We lined up about 5 minutes before 7:30 on the street in front of the school. I found John and Christian again and stood by them as we waited for the horn to sound and the race to start. It seemed like the longest five minutes in the world, but then the horn sounded and we were off. I decided that I was going to try and pace with the guys for as long as I could since I knew they planned on running about a 10:00/pace. I kept up with them for a little more than a mile until the first water stop when I grabbed some water and walked to be able to drink it. I kept them in my sight for about the next three miles or so.

Somewhere between mile two and three as we were rolling through the streets and making turns, I was jamming along to my music and thinking about anything and everything but the fact that I was running. I don’t know how long it lasted until I realized that I was so consumed in my thoughts that I forgot what I was going. That has never happened! I hope in the future that I can have more of those moments and for greater periods of time.

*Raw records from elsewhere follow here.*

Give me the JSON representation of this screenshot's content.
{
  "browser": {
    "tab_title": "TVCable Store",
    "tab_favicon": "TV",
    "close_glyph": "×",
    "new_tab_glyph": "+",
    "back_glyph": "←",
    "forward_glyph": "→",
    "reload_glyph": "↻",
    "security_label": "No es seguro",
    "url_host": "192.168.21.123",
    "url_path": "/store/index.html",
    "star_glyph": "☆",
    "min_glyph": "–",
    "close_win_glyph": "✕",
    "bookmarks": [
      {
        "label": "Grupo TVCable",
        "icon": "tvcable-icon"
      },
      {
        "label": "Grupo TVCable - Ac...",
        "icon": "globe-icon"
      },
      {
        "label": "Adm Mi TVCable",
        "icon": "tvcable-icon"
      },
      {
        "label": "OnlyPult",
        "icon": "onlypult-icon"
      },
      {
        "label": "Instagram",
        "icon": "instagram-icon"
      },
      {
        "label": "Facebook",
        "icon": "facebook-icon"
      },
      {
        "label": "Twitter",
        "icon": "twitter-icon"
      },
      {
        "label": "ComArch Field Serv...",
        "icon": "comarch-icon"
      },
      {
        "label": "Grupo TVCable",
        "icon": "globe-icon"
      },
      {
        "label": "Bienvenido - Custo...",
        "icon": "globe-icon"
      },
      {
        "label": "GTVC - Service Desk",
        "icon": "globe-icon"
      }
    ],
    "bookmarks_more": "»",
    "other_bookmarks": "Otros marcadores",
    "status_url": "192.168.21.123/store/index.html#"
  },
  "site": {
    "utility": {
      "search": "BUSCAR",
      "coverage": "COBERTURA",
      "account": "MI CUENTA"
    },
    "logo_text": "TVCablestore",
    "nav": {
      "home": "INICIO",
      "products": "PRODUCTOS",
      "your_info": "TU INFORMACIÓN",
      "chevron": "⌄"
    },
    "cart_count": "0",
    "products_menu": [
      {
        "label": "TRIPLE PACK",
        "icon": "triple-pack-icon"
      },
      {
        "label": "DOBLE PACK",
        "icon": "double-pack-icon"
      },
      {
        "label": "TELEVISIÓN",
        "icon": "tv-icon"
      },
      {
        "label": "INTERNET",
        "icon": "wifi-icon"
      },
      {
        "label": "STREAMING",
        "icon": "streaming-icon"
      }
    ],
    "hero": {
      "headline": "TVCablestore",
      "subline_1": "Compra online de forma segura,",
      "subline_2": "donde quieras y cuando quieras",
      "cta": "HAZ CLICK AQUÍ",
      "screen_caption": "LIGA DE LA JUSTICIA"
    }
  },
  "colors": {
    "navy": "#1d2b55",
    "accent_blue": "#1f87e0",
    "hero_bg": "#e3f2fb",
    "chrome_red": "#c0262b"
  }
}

The rain started somewhere after mile 3. It didn’t bother me and I just kept pushing along. I continued plugging away at a pretty steady pace. I knew there was a slow, gradual hill that was ahead between 5-6 and was warned about this before hand. I was patient with it and kept attacking it at a steady pace, knowing I could regain speed on the downhill. When I passed the clock that was set on the other side of the street at mile 5 and I was now at mile 6, I knew I was making good time to finish in a faster time than my previous 10-miler. After grabbing water and slurping down a Gu, my energy and confidence was still high I pushed along at a great pace.
Volunteers were positioned at mile markers 8 and 9 shouting out times. When I passed each, I knew I was still on great pace to set a new PR. The last mile I got a spell of fatigue, but luckily Mr. Trace Adkins came on next singing “Ladies Love Country Boys”. This song instantly brought a smile to my face and lifted my spirits allowing me to put a pep in my stride. Small rolling hills and several turns took me back to the high school to finish on the track. I was happy to see we didn’t have to run a full lap, but just enough of a stretch to push out a sprint to the finish. As I was approaching the finish line, one of the race officials told me to go catch the guy in front of me. I began to sprint as fast as my knees would allow. I never caught the guy, but I did cross the finish line in 1:45:52, a new PR by five whole minutes! I felt great afterwards. I felt like I could have finished the last four miles of my long run right then. But I couldn’t since my boyfriend was ready to head home and get work done.

Definitely wish I would have pounded out those miles post race. My legs began to feel fatigued about an hour after the race and got worse after sitting for the majority of the afternoon editing photos. My “easy 4 mile” run in the evening turned into a painful 1.5 mile run.

I was very pleased with the race course, my performance and how I felt post race. This race was the total confidence boost I needed as I progress further into marathon training. I know I can complete these longer runs ahead of me.